(Interestingly, the final print edition eliminates the most pro-Reagan paragraph of the early version of Berger's obituary, initially posted on the Times website Saturday: "Preaching the hometown virtues of smaller government, lower taxes and a stronger military, Mr. Reagan brought a jaunty optimism to the White House and led the country out of the malaise lamented by Jimmy Carter, the Democrat who preceded him.")
For the rest of Berger's obituary of Ronald Reagan, click here.
" Marilyn Berger | Obituary | Ronald Reagan
Reagan's "Seeming Indifference" to the Poor
"An Impact Seen, and Felt, Everywhere" is Todd Purdum's Monday piece on the extent of Ronald Reagan's legacy, from the Schwarzenegger governorship to the Supreme Court, and even contains this flattering teaser line: "He was almost always popular, and many now say, usually right."
But at the end there's this sour note: "Historians will long debate the impact of the huge federal budget deficits run up under Mr. Reagan's leadership, the efficacy of his tax cuts, the effects of his administration's involvements in Central America, his seeming indifference to civil rights, the environment and the plight of the poor."
Only if one equates "indifference" with "disapproval of massive increases in federal spending."
For the rest of Purdum on Reagan's legacy, click here.
" Todd Purdum | Ronald Reagan
Reagan and the Virtue of "Simplicity"
Monday's editorial remembrance of Reagan isn't exactly bursting with praise: "Looking back now, we can trace some of the flaws of the current Washington mindset-the tax-cut-driven deficits, the slogan-driven foreign policy-to Mr. Reagan's example".He will almost certainly be ranked among the most important presidents of the 20th century, forever linked with the triumph over Communism abroad and the restoration of faith in free markets at home."
Just as it did in Reagan's obituary, the Times editorial finds the secret to his success in dumb luck: "He profited from good timing and good luck, coming along when the country was tired of the dour pedantry of the Carter administration, wounded by the Iranian hostage crisis, frustrated by rising unemployment and unyielding inflation.

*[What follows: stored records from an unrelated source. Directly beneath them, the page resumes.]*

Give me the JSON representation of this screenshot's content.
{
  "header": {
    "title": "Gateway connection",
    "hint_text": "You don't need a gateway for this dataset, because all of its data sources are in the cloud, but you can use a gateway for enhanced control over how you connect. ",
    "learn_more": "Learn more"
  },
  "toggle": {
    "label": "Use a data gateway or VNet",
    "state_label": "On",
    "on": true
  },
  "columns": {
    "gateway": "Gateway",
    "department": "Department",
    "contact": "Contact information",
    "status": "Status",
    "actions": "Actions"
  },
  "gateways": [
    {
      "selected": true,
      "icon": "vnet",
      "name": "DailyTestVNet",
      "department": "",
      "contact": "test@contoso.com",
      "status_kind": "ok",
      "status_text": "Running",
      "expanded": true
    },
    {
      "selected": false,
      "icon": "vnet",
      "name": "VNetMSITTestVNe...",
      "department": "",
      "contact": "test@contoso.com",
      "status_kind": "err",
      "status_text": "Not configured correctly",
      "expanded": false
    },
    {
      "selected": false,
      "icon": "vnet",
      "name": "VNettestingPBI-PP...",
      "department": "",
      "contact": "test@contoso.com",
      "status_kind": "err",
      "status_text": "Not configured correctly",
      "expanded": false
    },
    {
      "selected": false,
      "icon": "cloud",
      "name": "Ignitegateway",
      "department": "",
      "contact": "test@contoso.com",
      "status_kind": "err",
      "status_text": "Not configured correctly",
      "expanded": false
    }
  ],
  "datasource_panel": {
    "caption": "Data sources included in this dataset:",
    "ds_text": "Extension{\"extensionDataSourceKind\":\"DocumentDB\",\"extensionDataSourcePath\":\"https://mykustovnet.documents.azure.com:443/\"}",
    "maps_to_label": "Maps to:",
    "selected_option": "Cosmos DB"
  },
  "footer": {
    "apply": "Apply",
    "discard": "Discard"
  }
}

Mr. Reagan's stubborn refusal to accept the permanence of Communism helped end the cold war. He was fortunate to have as his counterpart Mikhail Gorbachev, a Soviet leader ready to acknowledge his society's failings and interested in reducing international tensions."
Reaganomics takes an expected hit, before the Times pays Reagan a backhanded compliment for his "simplicity": "When Ronald Reagan was elected, the institution of the presidency and the nation itself seemed to be laboring under a large dark cloud. Into the middle of this malaise came a most improbable chief executive-a former baseball announcer, pitchman for General Electric, Hollywood bon vivant and two-term California governor with one uncomplicated message: There was no problem that could not be solved if Americans would only believe in themselves. At the time, it was something the nation needed to hear. Today, we live in an era defined by that particular kind of simplicity, which expresses itself in semi-detached leadership and a black-and-white view of the world. Gray is beginning to look a lot more attractive."
For the rest of the Times editorial on Reagan, click here.
" Editorials | Ronald Reagan